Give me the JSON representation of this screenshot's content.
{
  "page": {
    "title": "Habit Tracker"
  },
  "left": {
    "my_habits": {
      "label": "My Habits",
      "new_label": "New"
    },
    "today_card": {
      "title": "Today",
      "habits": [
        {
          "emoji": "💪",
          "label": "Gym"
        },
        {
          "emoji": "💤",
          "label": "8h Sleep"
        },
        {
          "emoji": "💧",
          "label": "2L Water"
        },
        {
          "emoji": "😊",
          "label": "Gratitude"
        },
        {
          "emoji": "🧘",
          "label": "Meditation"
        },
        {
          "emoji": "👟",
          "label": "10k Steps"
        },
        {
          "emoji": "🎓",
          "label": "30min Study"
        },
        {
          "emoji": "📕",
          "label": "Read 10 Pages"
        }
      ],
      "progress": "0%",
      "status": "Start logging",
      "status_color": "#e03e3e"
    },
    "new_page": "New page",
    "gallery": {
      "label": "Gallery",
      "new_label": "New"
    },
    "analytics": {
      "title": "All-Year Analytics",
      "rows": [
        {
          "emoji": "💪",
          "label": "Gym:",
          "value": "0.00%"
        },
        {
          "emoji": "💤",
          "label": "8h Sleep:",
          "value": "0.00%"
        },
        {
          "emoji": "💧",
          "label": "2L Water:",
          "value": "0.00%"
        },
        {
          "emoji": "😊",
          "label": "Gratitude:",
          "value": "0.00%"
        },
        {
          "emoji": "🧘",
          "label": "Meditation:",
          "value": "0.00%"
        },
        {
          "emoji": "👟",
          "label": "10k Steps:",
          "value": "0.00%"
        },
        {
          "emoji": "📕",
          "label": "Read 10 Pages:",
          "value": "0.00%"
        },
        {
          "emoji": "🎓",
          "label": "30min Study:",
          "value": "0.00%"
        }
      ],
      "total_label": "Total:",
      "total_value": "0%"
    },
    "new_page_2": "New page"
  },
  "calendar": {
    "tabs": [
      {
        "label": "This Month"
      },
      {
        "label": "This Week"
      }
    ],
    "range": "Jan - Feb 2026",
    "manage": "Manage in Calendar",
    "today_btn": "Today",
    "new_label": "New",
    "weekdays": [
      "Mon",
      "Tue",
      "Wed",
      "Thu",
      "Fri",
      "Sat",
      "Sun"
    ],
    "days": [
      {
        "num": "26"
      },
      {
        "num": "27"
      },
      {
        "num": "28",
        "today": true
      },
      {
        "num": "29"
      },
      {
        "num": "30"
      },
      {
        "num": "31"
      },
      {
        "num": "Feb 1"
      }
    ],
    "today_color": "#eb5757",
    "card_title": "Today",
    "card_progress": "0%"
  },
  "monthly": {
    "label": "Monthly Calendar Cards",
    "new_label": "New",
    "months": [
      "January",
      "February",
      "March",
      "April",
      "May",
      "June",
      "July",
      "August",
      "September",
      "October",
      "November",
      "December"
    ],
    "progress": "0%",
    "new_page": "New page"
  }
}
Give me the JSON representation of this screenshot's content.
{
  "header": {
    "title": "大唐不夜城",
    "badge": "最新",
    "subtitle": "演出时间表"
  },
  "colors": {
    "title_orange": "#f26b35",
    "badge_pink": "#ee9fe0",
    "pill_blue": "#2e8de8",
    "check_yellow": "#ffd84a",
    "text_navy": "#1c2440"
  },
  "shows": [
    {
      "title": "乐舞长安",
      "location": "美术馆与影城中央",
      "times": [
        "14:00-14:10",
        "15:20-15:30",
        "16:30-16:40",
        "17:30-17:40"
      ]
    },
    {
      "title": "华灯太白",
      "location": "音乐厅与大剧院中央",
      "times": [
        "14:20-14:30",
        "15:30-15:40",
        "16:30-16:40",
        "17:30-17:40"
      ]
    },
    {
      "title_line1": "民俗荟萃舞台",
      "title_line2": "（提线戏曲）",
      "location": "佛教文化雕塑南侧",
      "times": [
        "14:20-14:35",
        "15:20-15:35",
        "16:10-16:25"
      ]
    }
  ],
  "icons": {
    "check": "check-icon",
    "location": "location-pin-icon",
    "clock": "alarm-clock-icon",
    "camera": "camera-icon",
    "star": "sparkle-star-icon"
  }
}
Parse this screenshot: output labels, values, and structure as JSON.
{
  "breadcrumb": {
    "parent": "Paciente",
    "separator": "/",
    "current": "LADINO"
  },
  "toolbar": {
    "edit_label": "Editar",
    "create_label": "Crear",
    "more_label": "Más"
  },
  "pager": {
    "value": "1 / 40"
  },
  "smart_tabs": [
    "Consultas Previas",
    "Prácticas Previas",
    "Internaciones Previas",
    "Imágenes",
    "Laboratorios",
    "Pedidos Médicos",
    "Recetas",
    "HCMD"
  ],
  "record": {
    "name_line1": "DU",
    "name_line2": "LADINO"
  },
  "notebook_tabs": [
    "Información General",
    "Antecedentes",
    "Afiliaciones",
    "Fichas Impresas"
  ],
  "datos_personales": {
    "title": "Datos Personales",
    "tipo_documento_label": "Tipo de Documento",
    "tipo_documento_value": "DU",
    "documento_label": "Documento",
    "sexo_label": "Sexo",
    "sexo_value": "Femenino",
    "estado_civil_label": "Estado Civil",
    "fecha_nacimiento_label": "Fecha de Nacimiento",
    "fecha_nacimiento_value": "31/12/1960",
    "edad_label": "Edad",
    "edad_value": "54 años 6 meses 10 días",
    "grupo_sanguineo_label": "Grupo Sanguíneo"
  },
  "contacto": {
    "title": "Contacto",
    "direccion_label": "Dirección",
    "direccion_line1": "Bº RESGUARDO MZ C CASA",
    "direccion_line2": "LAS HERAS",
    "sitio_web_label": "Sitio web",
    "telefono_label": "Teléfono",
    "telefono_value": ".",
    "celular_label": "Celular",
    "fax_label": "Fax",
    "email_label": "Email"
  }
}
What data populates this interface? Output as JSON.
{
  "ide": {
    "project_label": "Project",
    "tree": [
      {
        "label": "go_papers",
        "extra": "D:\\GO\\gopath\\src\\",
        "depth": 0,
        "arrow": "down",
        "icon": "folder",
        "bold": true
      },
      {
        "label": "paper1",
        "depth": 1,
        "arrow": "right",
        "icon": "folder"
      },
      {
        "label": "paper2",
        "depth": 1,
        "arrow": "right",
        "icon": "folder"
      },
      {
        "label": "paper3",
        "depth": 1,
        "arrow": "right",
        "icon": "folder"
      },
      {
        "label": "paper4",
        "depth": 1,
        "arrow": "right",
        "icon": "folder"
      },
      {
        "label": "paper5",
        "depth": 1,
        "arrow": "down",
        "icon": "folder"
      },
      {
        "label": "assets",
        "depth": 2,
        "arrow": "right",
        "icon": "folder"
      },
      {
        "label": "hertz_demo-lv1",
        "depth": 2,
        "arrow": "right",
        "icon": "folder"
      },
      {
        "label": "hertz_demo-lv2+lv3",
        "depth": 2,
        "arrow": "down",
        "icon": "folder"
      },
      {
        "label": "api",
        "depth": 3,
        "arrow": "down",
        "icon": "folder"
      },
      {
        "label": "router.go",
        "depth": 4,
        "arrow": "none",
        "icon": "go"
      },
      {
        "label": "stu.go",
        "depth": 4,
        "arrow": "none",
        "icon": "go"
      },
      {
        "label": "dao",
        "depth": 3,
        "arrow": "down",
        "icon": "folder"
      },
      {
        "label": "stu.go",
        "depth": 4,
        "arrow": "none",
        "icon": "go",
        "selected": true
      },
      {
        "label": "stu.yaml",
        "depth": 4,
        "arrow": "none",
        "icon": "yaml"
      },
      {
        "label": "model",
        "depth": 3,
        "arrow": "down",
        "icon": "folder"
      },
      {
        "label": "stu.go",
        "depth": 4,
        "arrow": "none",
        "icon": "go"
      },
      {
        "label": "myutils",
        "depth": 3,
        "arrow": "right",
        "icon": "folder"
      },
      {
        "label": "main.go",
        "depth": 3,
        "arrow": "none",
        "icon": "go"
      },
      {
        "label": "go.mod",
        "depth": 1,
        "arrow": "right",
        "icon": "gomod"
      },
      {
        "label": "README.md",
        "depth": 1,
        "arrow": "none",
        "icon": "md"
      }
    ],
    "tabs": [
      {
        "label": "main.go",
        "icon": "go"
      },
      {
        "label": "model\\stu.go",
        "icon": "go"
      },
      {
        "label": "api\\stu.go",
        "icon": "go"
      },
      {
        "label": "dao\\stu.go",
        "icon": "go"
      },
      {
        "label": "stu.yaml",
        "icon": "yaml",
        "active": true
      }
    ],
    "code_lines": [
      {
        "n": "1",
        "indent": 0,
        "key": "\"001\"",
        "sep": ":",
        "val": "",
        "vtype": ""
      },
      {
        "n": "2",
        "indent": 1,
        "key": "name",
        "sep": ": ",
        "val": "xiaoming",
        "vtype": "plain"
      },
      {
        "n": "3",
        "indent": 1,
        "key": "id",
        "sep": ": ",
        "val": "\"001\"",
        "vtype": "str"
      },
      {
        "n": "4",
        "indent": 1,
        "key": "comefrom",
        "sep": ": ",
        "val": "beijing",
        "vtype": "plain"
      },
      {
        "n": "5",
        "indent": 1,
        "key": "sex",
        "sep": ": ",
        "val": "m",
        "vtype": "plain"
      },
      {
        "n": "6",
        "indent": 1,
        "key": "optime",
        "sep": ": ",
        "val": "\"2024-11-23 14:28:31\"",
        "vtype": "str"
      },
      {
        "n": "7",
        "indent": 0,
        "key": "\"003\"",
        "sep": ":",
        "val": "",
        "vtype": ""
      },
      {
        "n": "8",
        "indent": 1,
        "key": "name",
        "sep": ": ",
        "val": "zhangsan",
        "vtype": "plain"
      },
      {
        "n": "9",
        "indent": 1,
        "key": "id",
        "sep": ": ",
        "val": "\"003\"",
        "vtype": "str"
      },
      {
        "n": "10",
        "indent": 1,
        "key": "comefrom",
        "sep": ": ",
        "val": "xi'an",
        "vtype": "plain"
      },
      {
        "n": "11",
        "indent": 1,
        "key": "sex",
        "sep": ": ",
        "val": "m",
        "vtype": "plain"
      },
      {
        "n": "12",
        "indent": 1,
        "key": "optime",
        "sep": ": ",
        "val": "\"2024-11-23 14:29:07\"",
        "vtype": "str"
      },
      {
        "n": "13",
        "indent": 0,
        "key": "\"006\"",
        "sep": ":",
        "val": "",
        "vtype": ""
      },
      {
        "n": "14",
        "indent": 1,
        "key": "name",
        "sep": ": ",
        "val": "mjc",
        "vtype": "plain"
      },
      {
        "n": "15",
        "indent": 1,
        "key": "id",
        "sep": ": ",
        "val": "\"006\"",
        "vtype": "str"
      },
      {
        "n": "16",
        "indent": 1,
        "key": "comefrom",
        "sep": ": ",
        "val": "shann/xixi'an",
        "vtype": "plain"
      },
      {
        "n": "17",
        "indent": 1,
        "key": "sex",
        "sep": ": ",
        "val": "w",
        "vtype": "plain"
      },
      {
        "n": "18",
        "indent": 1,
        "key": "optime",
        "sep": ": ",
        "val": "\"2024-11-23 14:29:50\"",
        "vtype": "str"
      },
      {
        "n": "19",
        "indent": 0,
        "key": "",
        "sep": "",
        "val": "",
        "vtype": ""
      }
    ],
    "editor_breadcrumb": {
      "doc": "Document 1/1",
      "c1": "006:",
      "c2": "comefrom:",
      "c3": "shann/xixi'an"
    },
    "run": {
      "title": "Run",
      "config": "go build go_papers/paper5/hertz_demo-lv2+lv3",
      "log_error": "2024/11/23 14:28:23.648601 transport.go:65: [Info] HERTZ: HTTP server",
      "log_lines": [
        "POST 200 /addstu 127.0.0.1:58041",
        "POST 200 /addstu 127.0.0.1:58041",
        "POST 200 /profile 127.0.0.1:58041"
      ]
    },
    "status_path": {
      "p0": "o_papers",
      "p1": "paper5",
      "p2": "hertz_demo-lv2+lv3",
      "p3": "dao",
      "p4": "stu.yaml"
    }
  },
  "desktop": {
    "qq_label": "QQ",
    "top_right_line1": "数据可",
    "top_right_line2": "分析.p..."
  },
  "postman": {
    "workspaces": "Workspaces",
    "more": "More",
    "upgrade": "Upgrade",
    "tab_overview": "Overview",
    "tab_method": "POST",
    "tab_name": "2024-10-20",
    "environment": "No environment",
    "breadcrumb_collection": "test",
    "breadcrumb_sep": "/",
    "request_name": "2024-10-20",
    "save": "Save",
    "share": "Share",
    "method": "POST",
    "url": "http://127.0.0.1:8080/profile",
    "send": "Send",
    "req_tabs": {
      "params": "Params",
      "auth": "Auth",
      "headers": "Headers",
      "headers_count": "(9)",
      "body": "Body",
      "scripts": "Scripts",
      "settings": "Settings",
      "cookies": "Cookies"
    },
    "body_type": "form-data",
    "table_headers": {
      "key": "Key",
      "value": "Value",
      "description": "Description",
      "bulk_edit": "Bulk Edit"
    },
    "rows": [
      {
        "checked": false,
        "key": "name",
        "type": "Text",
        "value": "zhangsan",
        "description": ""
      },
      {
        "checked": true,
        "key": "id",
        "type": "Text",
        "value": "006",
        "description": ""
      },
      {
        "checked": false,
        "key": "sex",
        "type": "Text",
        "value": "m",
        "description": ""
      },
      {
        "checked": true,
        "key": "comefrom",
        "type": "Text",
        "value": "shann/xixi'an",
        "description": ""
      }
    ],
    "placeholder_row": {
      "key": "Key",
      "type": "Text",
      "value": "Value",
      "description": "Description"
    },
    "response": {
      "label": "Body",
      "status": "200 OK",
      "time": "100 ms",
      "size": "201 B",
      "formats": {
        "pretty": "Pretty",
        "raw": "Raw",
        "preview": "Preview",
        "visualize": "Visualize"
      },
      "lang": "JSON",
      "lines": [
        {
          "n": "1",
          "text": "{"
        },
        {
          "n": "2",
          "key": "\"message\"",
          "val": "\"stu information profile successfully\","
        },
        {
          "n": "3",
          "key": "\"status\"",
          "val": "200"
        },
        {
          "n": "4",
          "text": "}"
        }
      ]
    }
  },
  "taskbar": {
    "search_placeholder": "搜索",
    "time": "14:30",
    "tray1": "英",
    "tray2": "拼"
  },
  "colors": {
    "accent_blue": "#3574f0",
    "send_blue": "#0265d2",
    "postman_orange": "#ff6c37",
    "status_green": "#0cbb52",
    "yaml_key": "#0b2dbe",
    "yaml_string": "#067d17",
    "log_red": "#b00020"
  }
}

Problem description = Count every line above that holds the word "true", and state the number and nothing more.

Output below = 6